**WHAT THE TASK REQUIRES**:
The entries shown below should be output exactly as they appear.

**Records from a dataset**:

:::

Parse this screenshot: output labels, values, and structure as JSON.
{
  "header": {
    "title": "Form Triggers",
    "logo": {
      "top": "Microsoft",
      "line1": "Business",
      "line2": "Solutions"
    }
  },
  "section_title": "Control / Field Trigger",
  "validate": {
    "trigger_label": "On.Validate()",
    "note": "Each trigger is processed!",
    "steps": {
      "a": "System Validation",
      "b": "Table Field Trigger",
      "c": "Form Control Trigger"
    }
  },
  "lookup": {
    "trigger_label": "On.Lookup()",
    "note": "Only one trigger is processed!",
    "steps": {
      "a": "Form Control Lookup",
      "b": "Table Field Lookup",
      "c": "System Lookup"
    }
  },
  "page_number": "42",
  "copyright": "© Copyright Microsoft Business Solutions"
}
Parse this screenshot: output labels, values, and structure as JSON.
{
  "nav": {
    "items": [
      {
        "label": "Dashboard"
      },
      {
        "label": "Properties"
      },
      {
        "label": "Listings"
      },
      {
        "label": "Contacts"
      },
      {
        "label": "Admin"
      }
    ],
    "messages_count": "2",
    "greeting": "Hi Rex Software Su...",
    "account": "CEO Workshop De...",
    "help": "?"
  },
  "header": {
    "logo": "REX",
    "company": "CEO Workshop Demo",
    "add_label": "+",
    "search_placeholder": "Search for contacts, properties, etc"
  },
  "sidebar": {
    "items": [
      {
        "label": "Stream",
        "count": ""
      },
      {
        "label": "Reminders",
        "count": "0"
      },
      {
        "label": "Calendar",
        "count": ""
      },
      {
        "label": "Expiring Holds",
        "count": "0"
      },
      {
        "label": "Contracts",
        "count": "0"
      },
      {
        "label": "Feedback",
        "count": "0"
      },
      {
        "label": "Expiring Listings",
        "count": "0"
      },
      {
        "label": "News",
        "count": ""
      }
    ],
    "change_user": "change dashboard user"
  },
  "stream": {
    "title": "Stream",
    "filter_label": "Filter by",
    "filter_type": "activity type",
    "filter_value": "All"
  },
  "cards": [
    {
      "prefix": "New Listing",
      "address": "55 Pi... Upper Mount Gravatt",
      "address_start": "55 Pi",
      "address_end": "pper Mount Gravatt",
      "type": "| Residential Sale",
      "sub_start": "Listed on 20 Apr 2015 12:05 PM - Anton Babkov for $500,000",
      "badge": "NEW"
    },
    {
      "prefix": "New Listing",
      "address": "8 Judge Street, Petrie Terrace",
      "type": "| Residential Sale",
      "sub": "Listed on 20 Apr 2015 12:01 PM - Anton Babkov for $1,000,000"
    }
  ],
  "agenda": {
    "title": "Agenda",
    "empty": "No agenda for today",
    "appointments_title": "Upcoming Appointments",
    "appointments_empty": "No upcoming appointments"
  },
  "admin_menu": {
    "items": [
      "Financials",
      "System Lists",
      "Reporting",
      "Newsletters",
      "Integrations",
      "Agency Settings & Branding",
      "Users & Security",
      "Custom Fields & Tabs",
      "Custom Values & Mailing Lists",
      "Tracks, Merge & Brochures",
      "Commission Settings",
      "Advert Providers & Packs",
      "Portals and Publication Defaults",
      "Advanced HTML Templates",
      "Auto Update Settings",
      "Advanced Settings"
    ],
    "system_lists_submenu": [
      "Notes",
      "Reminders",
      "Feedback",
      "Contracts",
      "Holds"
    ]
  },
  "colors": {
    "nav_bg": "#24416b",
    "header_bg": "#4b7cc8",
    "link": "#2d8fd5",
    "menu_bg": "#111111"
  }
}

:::

**EXERCISE ANSWER**:
Parse this screenshot: output labels, values, and structure as JSON.
{
  "header": {
    "title": "Form Triggers",
    "logo": {
      "top": "Microsoft",
      "line1": "Business",
      "line2": "Solutions"
    }
  },
  "section_title": "Control / Field Trigger",
  "validate": {
    "trigger_label": "On.Validate()",
    "note": "Each trigger is processed!",
    "steps": {
      "a": "System Validation",
      "b": "Table Field Trigger",
      "c": "Form Control Trigger"
    }
  },
  "lookup": {
    "trigger_label": "On.Lookup()",
    "note": "Only one trigger is processed!",
    "steps": {
      "a": "Form Control Lookup",
      "b": "Table Field Lookup",
      "c": "System Lookup"
    }
  },
  "page_number": "42",
  "copyright": "© Copyright Microsoft Business Solutions"
}
Parse this screenshot: output labels, values, and structure as JSON.
{
  "nav": {
    "items": [
      {
        "label": "Dashboard"
      },
      {
        "label": "Properties"
      },
      {
        "label": "Listings"
      },
      {
        "label": "Contacts"
      },
      {
        "label": "Admin"
      }
    ],
    "messages_count": "2",
    "greeting": "Hi Rex Software Su...",
    "account": "CEO Workshop De...",
    "help": "?"
  },
  "header": {
    "logo": "REX",
    "company": "CEO Workshop Demo",
    "add_label": "+",
    "search_placeholder": "Search for contacts, properties, etc"
  },
  "sidebar": {
    "items": [
      {
        "label": "Stream",
        "count": ""
      },
      {
        "label": "Reminders",
        "count": "0"
      },
      {
        "label": "Calendar",
        "count": ""
      },
      {
        "label": "Expiring Holds",
        "count": "0"
      },
      {
        "label": "Contracts",
        "count": "0"
      },
      {
        "label": "Feedback",
        "count": "0"
      },
      {
        "label": "Expiring Listings",
        "count": "0"
      },
      {
        "label": "News",
        "count": ""
      }
    ],
    "change_user": "change dashboard user"
  },
  "stream": {
    "title": "Stream",
    "filter_label": "Filter by",
    "filter_type": "activity type",
    "filter_value": "All"
  },
  "cards": [
    {
      "prefix": "New Listing",
      "address": "55 Pi... Upper Mount Gravatt",
      "address_start": "55 Pi",
      "address_end": "pper Mount Gravatt",
      "type": "| Residential Sale",
      "sub_start": "Listed on 20 Apr 2015 12:05 PM - Anton Babkov for $500,000",
      "badge": "NEW"
    },
    {
      "prefix": "New Listing",
      "address": "8 Judge Street, Petrie Terrace",
      "type": "| Residential Sale",
      "sub": "Listed on 20 Apr 2015 12:01 PM - Anton Babkov for $1,000,000"
    }
  ],
  "agenda": {
    "title": "Agenda",
    "empty": "No agenda for today",
    "appointments_title": "Upcoming Appointments",
    "appointments_empty": "No upcoming appointments"
  },
  "admin_menu": {
    "items": [
      "Financials",
      "System Lists",
      "Reporting",
      "Newsletters",
      "Integrations",
      "Agency Settings & Branding",
      "Users & Security",
      "Custom Fields & Tabs",
      "Custom Values & Mailing Lists",
      "Tracks, Merge & Brochures",
      "Commission Settings",
      "Advert Providers & Packs",
      "Portals and Publication Defaults",
      "Advanced HTML Templates",
      "Auto Update Settings",
      "Advanced Settings"
    ],
    "system_lists_submenu": [
      "Notes",
      "Reminders",
      "Feedback",
      "Contracts",
      "Holds"
    ]
  },
  "colors": {
    "nav_bg": "#24416b",
    "header_bg": "#4b7cc8",
    "link": "#2d8fd5",
    "menu_bg": "#111111"
  }
}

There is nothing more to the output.